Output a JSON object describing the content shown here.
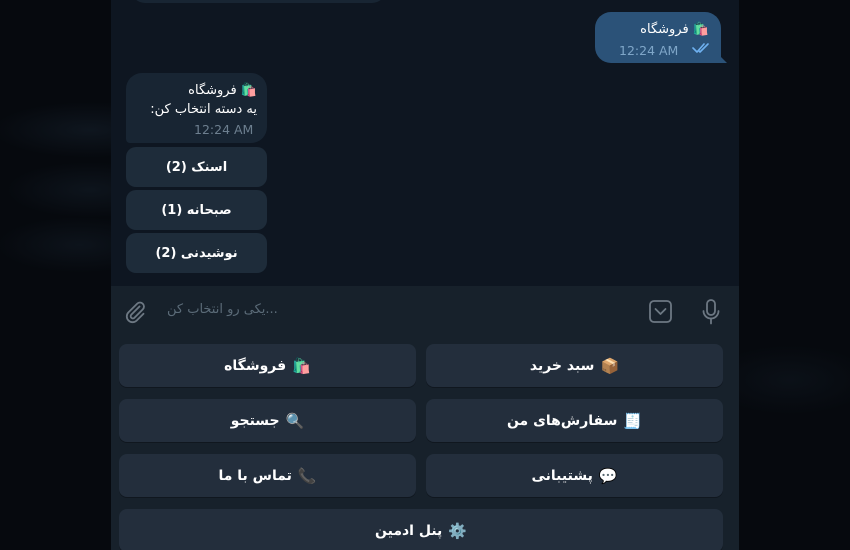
{
  "outgoing": {
    "text": "🛍️ فروشگاه",
    "time": "12:24 AM"
  },
  "incoming": {
    "title": "🛍️ فروشگاه",
    "subtitle": "یه دسته انتخاب کن:",
    "time": "12:24 AM"
  },
  "inline_buttons": [
    {
      "label": "اسنک (2)"
    },
    {
      "label": "صبحانه (1)"
    },
    {
      "label": "نوشیدنی (2)"
    }
  ],
  "composer": {
    "placeholder": "...یکی رو انتخاب کن"
  },
  "keyboard": {
    "store": {
      "icon": "🛍️",
      "label": "فروشگاه"
    },
    "cart": {
      "icon": "📦",
      "label": "سبد خرید"
    },
    "search": {
      "icon": "🔍",
      "label": "جستجو"
    },
    "orders": {
      "icon": "🧾",
      "label": "سفارش‌های من"
    },
    "contact": {
      "icon": "📞",
      "label": "تماس با ما"
    },
    "support": {
      "icon": "💬",
      "label": "پشتیبانی"
    },
    "admin": {
      "icon": "⚙️",
      "label": "پنل ادمین"
    }
  },
  "colors": {
    "chat_bg": "#0e1621",
    "outgoing_bubble": "#2b5278",
    "incoming_bubble": "#182533",
    "panel": "#17212b",
    "keyboard_button": "#232e3c"
  }
}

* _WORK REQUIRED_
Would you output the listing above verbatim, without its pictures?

* _ANSWER TO THIS PROBLEM_
Output a JSON object describing the content shown here.
{
  "outgoing": {
    "text": "🛍️ فروشگاه",
    "time": "12:24 AM"
  },
  "incoming": {
    "title": "🛍️ فروشگاه",
    "subtitle": "یه دسته انتخاب کن:",
    "time": "12:24 AM"
  },
  "inline_buttons": [
    {
      "label": "اسنک (2)"
    },
    {
      "label": "صبحانه (1)"
    },
    {
      "label": "نوشیدنی (2)"
    }
  ],
  "composer": {
    "placeholder": "...یکی رو انتخاب کن"
  },
  "keyboard": {
    "store": {
      "icon": "🛍️",
      "label": "فروشگاه"
    },
    "cart": {
      "icon": "📦",
      "label": "سبد خرید"
    },
    "search": {
      "icon": "🔍",
      "label": "جستجو"
    },
    "orders": {
      "icon": "🧾",
      "label": "سفارش‌های من"
    },
    "contact": {
      "icon": "📞",
      "label": "تماس با ما"
    },
    "support": {
      "icon": "💬",
      "label": "پشتیبانی"
    },
    "admin": {
      "icon": "⚙️",
      "label": "پنل ادمین"
    }
  },
  "colors": {
    "chat_bg": "#0e1621",
    "outgoing_bubble": "#2b5278",
    "incoming_bubble": "#182533",
    "panel": "#17212b",
    "keyboard_button": "#232e3c"
  }
}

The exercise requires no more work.